Stored data entries
○ ○ ○ ○

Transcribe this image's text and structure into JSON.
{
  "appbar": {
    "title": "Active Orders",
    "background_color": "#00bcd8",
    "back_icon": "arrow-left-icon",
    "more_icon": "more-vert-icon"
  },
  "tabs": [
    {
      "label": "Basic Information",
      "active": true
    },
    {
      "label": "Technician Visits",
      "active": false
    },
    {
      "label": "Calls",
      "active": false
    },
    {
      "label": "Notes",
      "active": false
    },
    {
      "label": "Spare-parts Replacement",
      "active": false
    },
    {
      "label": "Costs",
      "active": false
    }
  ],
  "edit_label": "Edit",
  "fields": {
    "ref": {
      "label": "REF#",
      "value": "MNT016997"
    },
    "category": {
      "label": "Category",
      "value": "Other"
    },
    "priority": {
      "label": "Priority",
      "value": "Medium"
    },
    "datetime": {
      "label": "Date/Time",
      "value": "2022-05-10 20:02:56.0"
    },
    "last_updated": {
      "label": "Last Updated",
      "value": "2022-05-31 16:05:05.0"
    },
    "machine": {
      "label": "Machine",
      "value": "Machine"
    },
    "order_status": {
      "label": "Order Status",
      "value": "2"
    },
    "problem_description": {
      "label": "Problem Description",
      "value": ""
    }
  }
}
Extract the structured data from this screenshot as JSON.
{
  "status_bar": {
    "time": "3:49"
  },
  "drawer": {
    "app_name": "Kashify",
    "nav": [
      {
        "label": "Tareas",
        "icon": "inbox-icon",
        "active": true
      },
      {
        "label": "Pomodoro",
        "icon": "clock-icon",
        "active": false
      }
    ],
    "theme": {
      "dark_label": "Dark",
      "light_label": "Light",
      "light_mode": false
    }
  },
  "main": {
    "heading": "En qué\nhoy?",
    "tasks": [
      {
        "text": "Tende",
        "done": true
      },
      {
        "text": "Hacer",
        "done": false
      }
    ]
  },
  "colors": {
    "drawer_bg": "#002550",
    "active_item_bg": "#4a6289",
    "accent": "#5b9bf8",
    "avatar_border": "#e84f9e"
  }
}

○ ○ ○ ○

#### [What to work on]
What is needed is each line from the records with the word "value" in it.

#### [Response]
      "value": "MNT016997"
      "value": "Other"
      "value": "Medium"
      "value": "2022-05-10 20:02:56.0"
      "value": "2022-05-31 16:05:05.0"
      "value": "Machine"
      "value": "2"
      "value": ""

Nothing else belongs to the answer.